And a few dozen meters off the coast of Giglio, the beached giant, slit open by its contact with a needle-sharp granite shoal, reminds people of a dying whale—this is one of the places where beached whales do occasionally come to die. With dire news about the Italian economy, and the added tidbit about a Moldovan dancer on the bridge of the Concordia, it was almost inevitable that people update the ancient Greek image of the ship of state by imagining Captain Berlusconi, amid his lady friends, steering the vessel of Italy with merry bravado onto the rocks of bankruptcy and then denying that anything has happened even as the shipwrecked nation lists, half-submerged, on the edge of a precipice.

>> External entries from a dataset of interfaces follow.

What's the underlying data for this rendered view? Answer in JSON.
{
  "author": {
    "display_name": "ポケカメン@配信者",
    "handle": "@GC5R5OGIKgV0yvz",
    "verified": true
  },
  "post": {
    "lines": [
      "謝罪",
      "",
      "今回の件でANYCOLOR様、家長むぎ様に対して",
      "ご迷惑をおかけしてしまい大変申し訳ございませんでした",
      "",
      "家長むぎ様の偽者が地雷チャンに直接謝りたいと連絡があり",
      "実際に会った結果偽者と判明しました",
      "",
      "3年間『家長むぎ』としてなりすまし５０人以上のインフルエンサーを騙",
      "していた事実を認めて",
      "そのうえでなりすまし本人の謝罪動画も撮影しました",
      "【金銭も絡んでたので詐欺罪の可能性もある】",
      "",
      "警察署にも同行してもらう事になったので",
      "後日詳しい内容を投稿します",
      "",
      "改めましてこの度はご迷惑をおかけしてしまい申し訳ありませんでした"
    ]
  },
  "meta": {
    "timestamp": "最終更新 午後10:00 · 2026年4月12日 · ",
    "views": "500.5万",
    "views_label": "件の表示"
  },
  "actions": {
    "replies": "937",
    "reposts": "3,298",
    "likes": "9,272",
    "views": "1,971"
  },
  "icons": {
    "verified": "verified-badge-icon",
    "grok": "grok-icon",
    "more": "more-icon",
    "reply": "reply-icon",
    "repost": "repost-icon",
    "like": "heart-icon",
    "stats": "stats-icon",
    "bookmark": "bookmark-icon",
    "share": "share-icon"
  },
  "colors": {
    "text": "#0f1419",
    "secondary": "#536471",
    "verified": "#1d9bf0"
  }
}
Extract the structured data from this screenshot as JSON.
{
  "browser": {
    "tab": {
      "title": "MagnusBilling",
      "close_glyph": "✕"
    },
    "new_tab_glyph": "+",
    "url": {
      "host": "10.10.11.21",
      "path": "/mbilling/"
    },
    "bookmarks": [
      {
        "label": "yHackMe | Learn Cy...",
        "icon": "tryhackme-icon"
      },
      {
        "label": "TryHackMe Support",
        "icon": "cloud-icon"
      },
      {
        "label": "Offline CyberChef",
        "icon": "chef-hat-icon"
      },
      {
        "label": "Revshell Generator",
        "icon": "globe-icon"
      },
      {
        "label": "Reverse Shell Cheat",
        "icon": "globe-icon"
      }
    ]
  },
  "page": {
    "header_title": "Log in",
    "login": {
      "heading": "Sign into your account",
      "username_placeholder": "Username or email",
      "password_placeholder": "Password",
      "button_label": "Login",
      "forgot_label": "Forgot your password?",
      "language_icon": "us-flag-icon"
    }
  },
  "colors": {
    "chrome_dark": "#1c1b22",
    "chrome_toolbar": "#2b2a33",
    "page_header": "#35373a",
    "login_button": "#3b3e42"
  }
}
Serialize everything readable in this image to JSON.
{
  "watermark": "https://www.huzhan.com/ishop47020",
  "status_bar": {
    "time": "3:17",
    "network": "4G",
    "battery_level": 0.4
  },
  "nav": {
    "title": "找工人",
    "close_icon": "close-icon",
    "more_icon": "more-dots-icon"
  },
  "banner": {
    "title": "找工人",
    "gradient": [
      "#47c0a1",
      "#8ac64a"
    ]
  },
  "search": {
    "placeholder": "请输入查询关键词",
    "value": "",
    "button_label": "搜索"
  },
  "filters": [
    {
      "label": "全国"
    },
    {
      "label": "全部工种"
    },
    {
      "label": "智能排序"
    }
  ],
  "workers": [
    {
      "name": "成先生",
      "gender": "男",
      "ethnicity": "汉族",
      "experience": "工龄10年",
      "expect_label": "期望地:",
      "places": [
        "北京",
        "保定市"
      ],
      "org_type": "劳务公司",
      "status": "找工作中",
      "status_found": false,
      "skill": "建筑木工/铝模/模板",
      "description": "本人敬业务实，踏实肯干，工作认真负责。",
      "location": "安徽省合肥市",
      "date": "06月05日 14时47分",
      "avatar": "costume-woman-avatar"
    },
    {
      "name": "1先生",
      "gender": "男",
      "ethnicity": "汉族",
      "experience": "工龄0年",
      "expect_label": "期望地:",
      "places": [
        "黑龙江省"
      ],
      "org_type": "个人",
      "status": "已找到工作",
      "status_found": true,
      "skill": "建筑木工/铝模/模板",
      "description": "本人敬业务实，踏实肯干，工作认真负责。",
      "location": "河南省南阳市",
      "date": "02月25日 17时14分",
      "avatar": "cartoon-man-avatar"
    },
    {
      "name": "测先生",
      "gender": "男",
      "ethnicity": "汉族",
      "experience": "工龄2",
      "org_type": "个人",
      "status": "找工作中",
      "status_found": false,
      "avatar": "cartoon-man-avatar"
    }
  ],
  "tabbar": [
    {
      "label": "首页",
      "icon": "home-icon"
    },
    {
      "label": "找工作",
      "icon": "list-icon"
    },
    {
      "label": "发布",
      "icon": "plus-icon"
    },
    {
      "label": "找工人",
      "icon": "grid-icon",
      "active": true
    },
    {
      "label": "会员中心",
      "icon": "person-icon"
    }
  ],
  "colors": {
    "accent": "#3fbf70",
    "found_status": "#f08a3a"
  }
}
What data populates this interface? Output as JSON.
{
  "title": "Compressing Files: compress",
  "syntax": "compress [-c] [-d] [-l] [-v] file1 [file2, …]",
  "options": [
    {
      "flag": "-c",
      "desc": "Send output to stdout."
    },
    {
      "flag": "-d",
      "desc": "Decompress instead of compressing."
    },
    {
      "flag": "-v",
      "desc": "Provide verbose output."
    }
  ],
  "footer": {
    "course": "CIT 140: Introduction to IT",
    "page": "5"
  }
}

Most Italians, however, are ready to tell another story. Because of the Concordia disaster, a long standoff between the cruise operators and the city of Venice may finally end with the creation of a law forbidding the presence of these mountainous vessels in the Venetian lagoon, where they wreak havoc with smaller traffic, with the sea bottom, and with the finite, delicate city into which their thousands of passengers descend in devastating hordes. And a similar standoff may end with a law that will finally protect Italy’s vulnerable marine reserves—like the reserve of Giglio, now under dire threat from the carcass of the Concordia—from incursions by supersized ships with their supersized cargoes of pollutants. Then this tragedy would produce a genuine catharsis—the word, after all, means cleanup.